What you should do –
Among the entries below, which lines include the string "title"? Show each one.

Element data from apps and pages –
----------------
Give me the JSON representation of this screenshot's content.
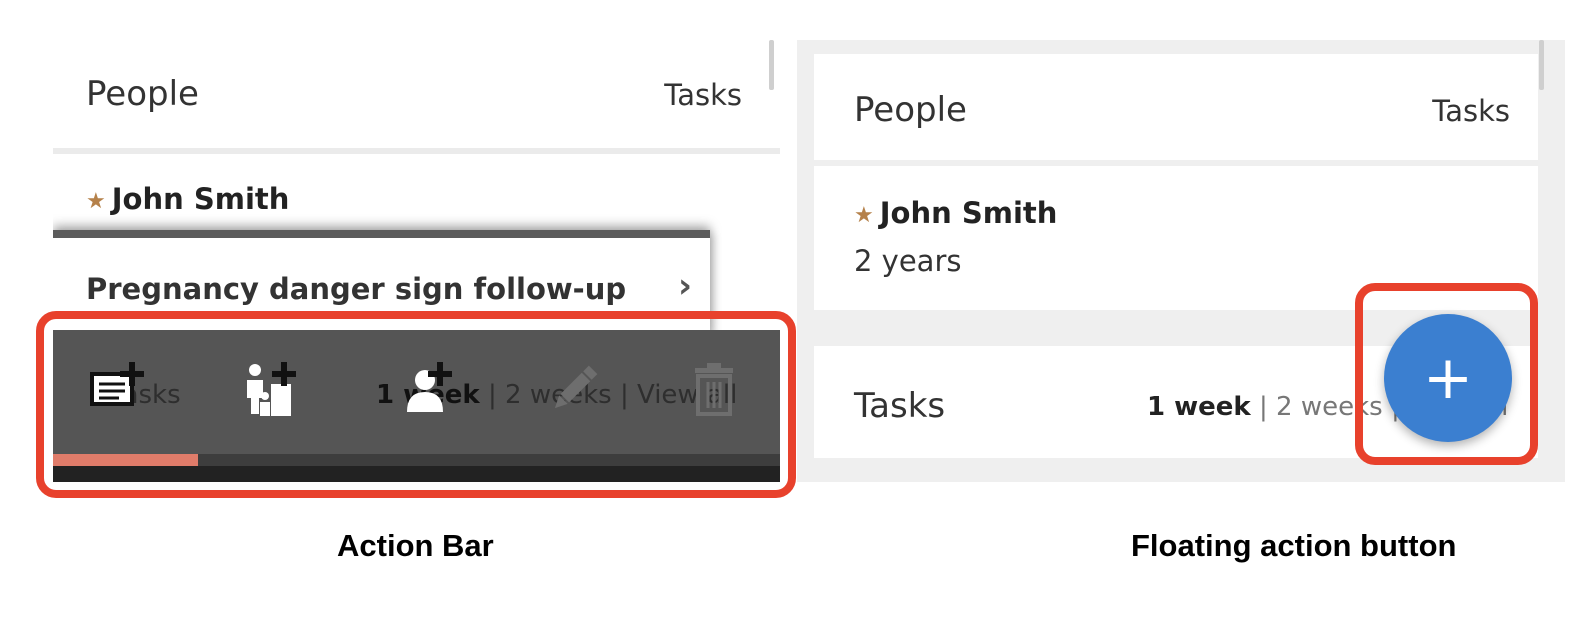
{
  "left_panel": {
    "header": {
      "title": "People",
      "tasks_link": "Tasks"
    },
    "person": {
      "name": "John Smith"
    },
    "task": {
      "title": "Pregnancy danger sign follow-up"
    },
    "tasks_behind": {
      "label": "Tasks",
      "range_active": "1 week",
      "range_rest": " | 2 weeks | View all"
    },
    "action_bar": {
      "actions": [
        "new-report-icon",
        "add-household-icon",
        "add-person-icon",
        "edit-icon",
        "delete-icon"
      ],
      "progress": 0.2
    },
    "caption": "Action Bar"
  },
  "right_panel": {
    "header": {
      "title": "People",
      "tasks_link": "Tasks"
    },
    "person": {
      "name": "John Smith",
      "age": "2 years"
    },
    "tasks": {
      "title": "Tasks",
      "range_active": "1 week",
      "range_rest": " | 2 weeks | View all"
    },
    "fab": {
      "label": "+"
    },
    "caption": "Floating action button"
  },
  "colors": {
    "highlight": "#e8412c",
    "fab": "#3b7fd0",
    "action_bar": "#555555",
    "progress": "#e07c6a",
    "star": "#b5814a"
  }
}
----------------
Task response –
      "title": "People",
      "title": "Pregnancy danger sign follow-up"
      "title": "People",
      "title": "Tasks",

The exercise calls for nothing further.